  • payslips
  • official letters about tax, pensions or benefits.

You can still apply if you don’t know your National Insurance number or don’t have one. But you'll need to provide other forms of proof of identity, such as a birth certificate, bank statement and a utility bill. 

What if you are a postal voter?

You don't need photo ID to vote by post. This means you won't need to apply for a Voter Authority Certificate if you choose to vote this way.

What if you are an anonymous elector?

If you are registered to vote anonymously and want to vote in person, you’ll need to apply for an Anonymous Elector’s Document. If you are already registered to vote anonymously, your council will invite you to apply for your Document. You can find the contact information for your local election teams by search on the Electoral Commission Elections in your area finder.

Processing your application

Your local council will process your application. They will send the Voter Authority Certificate to you by post. They will also send you instructions on how to use your certificate.

All data you provide when applying for a certificate will be stored securely by your local council, in line with data protection regulations.

If you need any help with applying for a Voter Authority Certificate or have more questions, you can call the Electoral Commission helpline on 0800 328 0280.

Please also see our voter ID FAQs page for further information. 

What if your Voter Authority Certificate doesn’t arrive in time?

If you applied for your VAC before the deadline of 5 pm, 6 working days before the election and your application was approved but you do not receive your VAC in time for the poll, you can contact your local Electoral Registration Officer for a temporary VAC. The temporary document will be issued by the council and will only be valid for the specific polling day. You will need to collect it from the council offices or other location as set by the electoral team.

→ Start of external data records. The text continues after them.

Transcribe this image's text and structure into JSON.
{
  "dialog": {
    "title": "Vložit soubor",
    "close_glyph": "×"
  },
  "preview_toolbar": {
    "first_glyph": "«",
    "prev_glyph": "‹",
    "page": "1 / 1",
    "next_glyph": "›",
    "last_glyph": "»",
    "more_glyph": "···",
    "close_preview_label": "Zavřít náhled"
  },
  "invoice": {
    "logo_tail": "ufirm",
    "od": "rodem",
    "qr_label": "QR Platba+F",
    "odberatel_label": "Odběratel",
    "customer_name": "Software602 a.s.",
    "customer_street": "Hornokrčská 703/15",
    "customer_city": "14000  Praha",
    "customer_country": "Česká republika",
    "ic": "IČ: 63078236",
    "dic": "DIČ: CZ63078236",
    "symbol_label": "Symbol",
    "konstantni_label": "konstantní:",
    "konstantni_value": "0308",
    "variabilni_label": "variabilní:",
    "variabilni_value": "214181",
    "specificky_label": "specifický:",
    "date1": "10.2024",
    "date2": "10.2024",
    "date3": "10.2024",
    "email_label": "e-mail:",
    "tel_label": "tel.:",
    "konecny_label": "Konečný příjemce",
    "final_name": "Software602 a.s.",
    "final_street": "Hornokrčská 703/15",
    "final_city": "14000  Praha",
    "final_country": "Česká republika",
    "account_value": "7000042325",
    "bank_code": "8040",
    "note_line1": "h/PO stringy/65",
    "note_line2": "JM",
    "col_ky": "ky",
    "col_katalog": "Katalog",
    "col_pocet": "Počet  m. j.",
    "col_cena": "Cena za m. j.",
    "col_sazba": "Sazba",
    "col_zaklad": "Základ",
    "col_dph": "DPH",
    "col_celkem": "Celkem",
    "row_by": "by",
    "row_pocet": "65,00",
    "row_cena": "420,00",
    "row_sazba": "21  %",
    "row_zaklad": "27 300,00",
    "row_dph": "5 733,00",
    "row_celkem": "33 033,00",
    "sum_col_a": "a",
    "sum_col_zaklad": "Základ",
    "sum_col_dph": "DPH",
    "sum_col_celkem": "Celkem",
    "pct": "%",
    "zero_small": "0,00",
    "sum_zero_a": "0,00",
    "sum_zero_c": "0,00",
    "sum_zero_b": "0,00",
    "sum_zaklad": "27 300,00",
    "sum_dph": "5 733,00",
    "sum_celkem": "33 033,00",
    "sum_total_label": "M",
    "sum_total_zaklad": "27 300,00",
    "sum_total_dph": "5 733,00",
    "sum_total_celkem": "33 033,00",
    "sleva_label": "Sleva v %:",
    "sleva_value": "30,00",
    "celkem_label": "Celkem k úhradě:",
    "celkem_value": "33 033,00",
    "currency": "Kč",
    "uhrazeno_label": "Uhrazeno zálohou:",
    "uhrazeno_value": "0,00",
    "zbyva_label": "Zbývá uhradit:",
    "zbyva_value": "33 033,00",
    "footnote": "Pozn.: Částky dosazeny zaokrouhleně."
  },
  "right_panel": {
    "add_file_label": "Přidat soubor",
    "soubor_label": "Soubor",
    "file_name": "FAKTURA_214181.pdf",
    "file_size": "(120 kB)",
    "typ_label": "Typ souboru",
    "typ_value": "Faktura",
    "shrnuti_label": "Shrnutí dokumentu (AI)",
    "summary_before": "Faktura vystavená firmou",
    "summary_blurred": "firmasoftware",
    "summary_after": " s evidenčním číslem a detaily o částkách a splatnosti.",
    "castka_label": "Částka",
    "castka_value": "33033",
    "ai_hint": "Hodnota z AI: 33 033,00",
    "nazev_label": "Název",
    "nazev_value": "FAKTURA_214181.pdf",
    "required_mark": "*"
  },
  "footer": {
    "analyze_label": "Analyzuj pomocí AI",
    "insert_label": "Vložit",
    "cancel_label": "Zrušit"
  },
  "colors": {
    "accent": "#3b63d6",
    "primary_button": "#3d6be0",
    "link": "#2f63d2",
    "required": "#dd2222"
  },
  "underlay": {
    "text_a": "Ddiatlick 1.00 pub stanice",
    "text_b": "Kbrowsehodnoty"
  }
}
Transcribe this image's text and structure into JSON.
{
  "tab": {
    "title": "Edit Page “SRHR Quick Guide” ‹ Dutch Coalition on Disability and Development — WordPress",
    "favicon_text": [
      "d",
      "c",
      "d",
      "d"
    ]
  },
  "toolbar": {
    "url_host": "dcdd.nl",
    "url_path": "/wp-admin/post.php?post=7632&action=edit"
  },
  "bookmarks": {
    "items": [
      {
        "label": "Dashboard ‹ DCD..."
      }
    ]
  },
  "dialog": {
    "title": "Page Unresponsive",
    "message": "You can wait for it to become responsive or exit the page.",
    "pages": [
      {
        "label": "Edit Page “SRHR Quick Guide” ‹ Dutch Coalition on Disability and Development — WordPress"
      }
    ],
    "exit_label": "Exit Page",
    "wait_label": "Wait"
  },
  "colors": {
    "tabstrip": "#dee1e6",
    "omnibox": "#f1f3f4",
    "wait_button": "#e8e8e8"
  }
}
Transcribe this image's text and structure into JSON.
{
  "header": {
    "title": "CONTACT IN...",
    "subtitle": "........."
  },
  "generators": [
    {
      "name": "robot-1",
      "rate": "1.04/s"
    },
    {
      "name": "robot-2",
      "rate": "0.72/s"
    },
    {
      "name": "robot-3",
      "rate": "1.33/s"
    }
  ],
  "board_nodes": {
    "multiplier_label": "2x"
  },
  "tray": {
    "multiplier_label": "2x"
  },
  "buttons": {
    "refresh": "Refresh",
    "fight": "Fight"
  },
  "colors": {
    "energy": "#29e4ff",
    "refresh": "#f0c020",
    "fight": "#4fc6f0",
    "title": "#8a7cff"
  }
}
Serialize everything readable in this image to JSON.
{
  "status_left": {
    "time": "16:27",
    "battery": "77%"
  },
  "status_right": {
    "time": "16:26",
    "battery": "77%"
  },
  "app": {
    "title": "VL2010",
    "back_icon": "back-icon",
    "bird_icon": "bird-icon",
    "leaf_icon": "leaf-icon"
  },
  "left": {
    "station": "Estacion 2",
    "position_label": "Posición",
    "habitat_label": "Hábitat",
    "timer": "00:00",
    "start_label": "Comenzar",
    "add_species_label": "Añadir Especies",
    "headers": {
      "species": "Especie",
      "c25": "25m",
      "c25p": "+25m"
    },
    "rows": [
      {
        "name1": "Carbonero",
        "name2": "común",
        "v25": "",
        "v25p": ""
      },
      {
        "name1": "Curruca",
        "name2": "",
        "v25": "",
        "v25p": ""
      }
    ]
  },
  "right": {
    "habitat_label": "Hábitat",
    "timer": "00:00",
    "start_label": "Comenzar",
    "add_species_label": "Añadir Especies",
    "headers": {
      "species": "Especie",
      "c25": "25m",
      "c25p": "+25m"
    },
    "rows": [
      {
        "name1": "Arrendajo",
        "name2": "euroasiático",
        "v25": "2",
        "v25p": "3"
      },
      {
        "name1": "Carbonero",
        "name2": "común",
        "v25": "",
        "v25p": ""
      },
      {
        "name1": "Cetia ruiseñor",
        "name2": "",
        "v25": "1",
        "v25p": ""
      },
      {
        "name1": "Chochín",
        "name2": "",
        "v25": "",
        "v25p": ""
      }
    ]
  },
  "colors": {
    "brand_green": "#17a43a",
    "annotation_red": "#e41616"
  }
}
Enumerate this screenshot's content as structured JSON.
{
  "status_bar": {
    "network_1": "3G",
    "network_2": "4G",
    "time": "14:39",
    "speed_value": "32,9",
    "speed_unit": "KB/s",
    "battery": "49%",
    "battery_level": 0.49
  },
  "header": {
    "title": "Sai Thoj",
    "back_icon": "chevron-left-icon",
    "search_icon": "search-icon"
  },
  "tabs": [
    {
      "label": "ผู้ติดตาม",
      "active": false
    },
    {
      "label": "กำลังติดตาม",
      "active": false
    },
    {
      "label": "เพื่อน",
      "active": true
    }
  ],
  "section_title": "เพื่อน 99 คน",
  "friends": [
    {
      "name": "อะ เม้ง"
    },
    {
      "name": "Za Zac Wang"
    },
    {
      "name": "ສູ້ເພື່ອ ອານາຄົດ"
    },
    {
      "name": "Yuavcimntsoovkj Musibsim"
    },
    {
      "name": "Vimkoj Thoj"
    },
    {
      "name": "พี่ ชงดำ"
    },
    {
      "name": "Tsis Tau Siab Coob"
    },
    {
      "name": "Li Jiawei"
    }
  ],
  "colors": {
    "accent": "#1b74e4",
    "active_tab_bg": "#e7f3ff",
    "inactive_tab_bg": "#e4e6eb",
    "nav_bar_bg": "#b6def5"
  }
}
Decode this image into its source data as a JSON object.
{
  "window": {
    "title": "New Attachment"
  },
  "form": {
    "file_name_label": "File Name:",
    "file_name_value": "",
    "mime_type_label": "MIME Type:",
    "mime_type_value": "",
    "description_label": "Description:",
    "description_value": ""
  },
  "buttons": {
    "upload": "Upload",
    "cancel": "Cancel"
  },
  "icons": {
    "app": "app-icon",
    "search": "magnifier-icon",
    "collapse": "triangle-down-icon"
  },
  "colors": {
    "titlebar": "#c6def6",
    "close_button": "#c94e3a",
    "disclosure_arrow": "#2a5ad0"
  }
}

Contact your local electoral services team

What if you loose your identification document close to polling day?

If you lose your ID or if it is stolen, destroyed or damaged beyond use before the deadline for a Voter Authority Certificate, you should apply for a VAC through the usual process. If you lose or otherwise can’t use your ID after the deadline for applying for a VAC, you can request to vote via an emergency proxy. This means your appointed proxy will vote on your behalf. You will need to contact your local Electoral Registration Officer to request to appoint an emergency proxy. You must do this before 5 pm on the day of the poll and the proxy must have their own photo ID available to vote on your behalf.

Don't leave it too late, your vote matters!

Discussing these changes and campaigning during the pre-election period can create challenging conversations with residents. Please consider your own safety when campaigning and use our Guide of handling abuse and intimidation to help mitigate risks of canvassing during this time.